If you want to be confident that information is real, you need not just verify to see if the source exists, but also to see if it says what the writer claims it says. Things may take on a life of their own once they start getting passed around. It's hard to know what you're going to get when you load up an email or post on Facebook.
For example, suppose I claim to have been given access to secret files showing that NASA has been covering up evidence of extraterrestrial life. You might check with NASA to make sure this isn't true, but even if it is, that wouldn't prove my claim false. It would only show that someone else had claimed to have access to such files and had used them to write about something else entirely. The same thing would happen if I claimed to have been given access to secret files showing that NASA has been covering up evidence of alien life.
In other words, to determine whether or not my claim is true, I need to look at other sources to make sure no one else is saying the same thing. If they are, then I need to ask myself why they would do this.
There are several aspects that contribute to a source's credibility. When you look at a source on the internet, you should look at various aspects to ensure that the information is reliable. These factors include the authority, accuracy, objectivity, currency, and coverage of the source. An established site with many contributors will be more comprehensive than a single website.
An authoritative source is one that has expertise about the topic and can give helpful information. For example, the Library of Congress is an authoritative source for books because they have experts who can help you find out which books are important and useful and which aren't. Government agencies are also considered authoritative sources because they usually have the power to enforce their findings if the evidence proves them wrong. Websites that charge for access or advertising revenue are not considered authoritative sources.
Sources can be accurate in different ways. Some sources such as books report facts while others such as opinions write about topics that might not be true for stories or arguments. Sources can also be objective, which means that they present both sides of an issue without being biased. For example, a news article would be considered objective because it doesn't favor one political side over another. Objectivity is particularly important when reading reports from organizations such as newspapers or magazines that tend to take a position on issues.
Finally, sources can be timely.
There are numerous primary factors for judging whether or not a source is trustworthy.
Sources that are Credible vs. Non-Credible The reader may rely on credible sources.
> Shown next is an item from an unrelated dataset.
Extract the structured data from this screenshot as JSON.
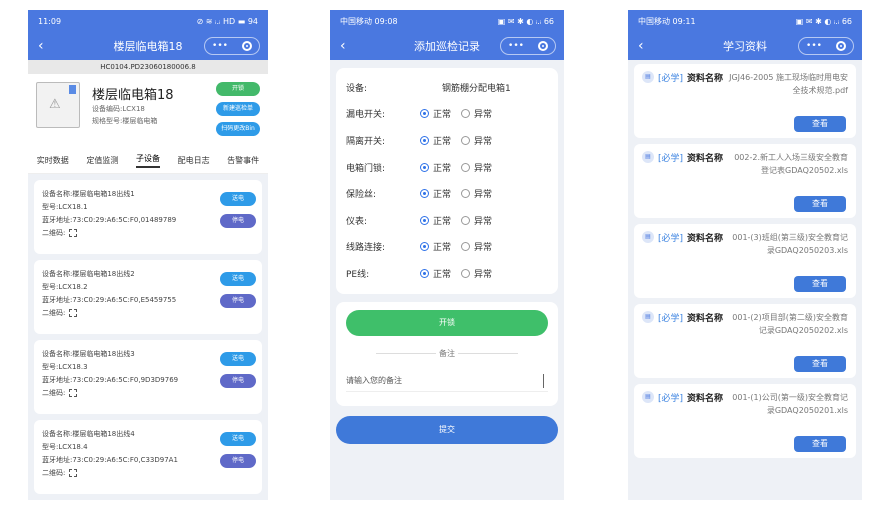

We believe that the author's views are his or her own and can be supported by facts. Writers should always utilize a reputable source while writing a research paper, conducting research, or reading for background information. Alliances and relationships are another way to determine credibility. For example, National Geographic is a reputable company that produces award-winning educational television programs and magazines that are considered accurate and reliable.
Non-credible sources offer subjective opinions or interpretations of facts and cannot be relied upon for truthfulness or accuracy. They include news blogs, social media posts, and some books and movies. Credibility cannot be determined solely by who publishes something; instead, the reader must study other factors to decide how much weight to give any one source.
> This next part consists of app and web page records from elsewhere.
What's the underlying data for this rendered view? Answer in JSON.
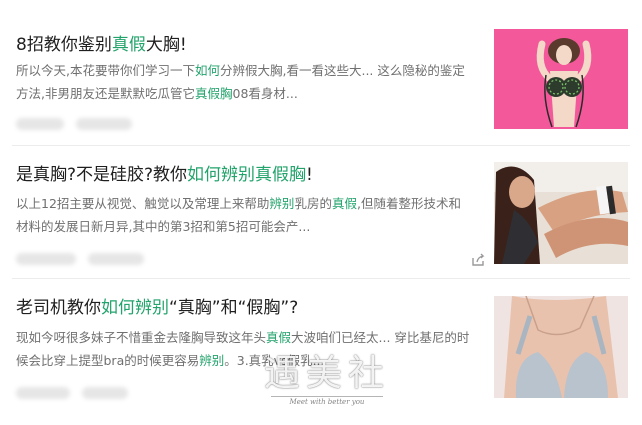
{
  "results": [
    {
      "title": [
        {
          "text": "8招教你鉴别",
          "hl": false
        },
        {
          "text": "真假",
          "hl": true
        },
        {
          "text": "大胸!",
          "hl": false
        }
      ],
      "snippet": [
        {
          "text": "所以今天,本花要带你们学习一下",
          "hl": false
        },
        {
          "text": "如何",
          "hl": true
        },
        {
          "text": "分辨假大胸,看一看这些大... 这么隐秘的鉴定方法,非男朋友还是默默吃瓜管它",
          "hl": false
        },
        {
          "text": "真假胸",
          "hl": true
        },
        {
          "text": "08看身材...",
          "hl": false
        }
      ]
    },
    {
      "title": [
        {
          "text": "是真胸?不是硅胶?教你",
          "hl": false
        },
        {
          "text": "如何辨别真假胸",
          "hl": true
        },
        {
          "text": "!",
          "hl": false
        }
      ],
      "snippet": [
        {
          "text": "以上12招主要从视觉、触觉以及常理上来帮助",
          "hl": false
        },
        {
          "text": "辨别",
          "hl": true
        },
        {
          "text": "乳房的",
          "hl": false
        },
        {
          "text": "真假",
          "hl": true
        },
        {
          "text": ",但随着整形技术和材料的发展日新月异,其中的第3招和第5招可能会产...",
          "hl": false
        }
      ]
    },
    {
      "title": [
        {
          "text": "老司机教你",
          "hl": false
        },
        {
          "text": "如何辨别",
          "hl": true
        },
        {
          "text": "“真胸”和“假胸”?",
          "hl": false
        }
      ],
      "snippet": [
        {
          "text": "现如今呀很多妹子不惜重金去隆胸导致这年头",
          "hl": false
        },
        {
          "text": "真假",
          "hl": true
        },
        {
          "text": "大波咱们已经太... 穿比基尼的时候会比穿上提型bra的时候更容易",
          "hl": false
        },
        {
          "text": "辨别",
          "hl": true
        },
        {
          "text": "。3.真乳vs假乳...",
          "hl": false
        }
      ]
    }
  ],
  "watermark": {
    "main": "遇美社",
    "sub": "Meet with better you"
  },
  "icons": {
    "share": "share-icon"
  },
  "colors": {
    "highlight": "#22a36b",
    "title": "#1f1f1f",
    "snippet": "#707070"
  }
}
In conclusion, credible evidence is information obtained from trustworthy sources. It can be proven through documents such as articles, books, and statistics. Non-credible evidence is information obtained from unreliable or false sources. Credibility cannot be determined just by who publishes something; instead, the reader must study other factors such as sources, clarity, context, etc.